This is the big hope: power from below. The inequality we have now is the result of years of destroying the power of unions, making wages lower and creating a high level of powerful people. It is not enough to talk about more equality. We need to take money from the rich and give it more equally to the rest. We need to break down the institutions and practices that make privilege and inequality stay with us. What the young British rioters of 2011 were doing was redistribution, but with no discipline or political system. When protesters from Uncut occupy Starbucks coffee shops and turn them into crêches – because when Starbucks doesn’t pay tax, the government cuts things like crèches – people support them. When 800 council workers in Caerphilly, Wales, go on strike to protest against a 30-per-cent pay rise for their bosses, this shows that change is happening.

We are finding out that many big companies around the world have not paid tax – Apple, General Electric, Vodafone, Starbucks, Google, Amazon, PepsiCo, Goldman Sachs, Facebook – and many people are angry. The mood has changed. In Greece, a country where it used to be normal to try not to pay tax, the new hero is the journalist who was accused of making public the names of 2,000 people who didn’t pay tax.
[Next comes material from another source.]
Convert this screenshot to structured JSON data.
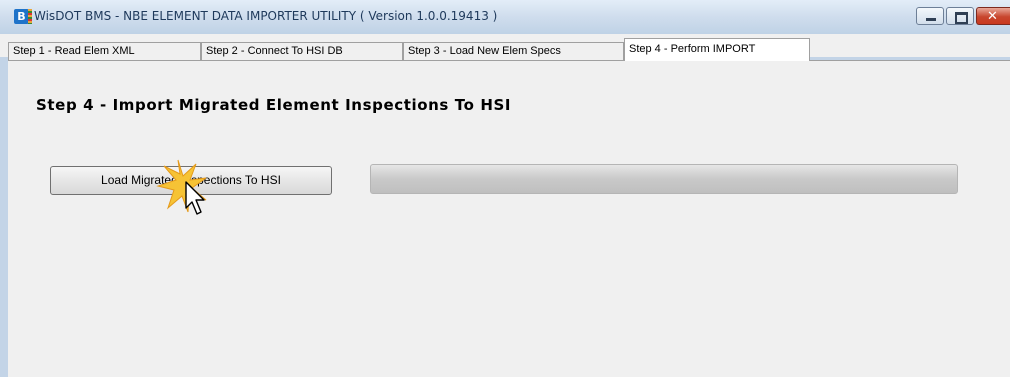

In 2013, we will have more cuts. Governments are trying to tell the people that it is their fault that the country has no money, and they must pay for it with their jobs, public services, pensions and savings. Maybe people will fight against this. The political class, like the rich, are in the minority. The rich and powerful need the help of the 99 per cent, even if they think and behave as if they don’t. It is dangerous for them to cut themselves off from the rest of humanity. And it is dangerous for us to ignore them or to accept their terrible power.

As this article has been simplified, the words, text structure and quotes may have been changed. For the original, please see: http://www.newint.org/features/2013/01/01/feral-rich-keynote/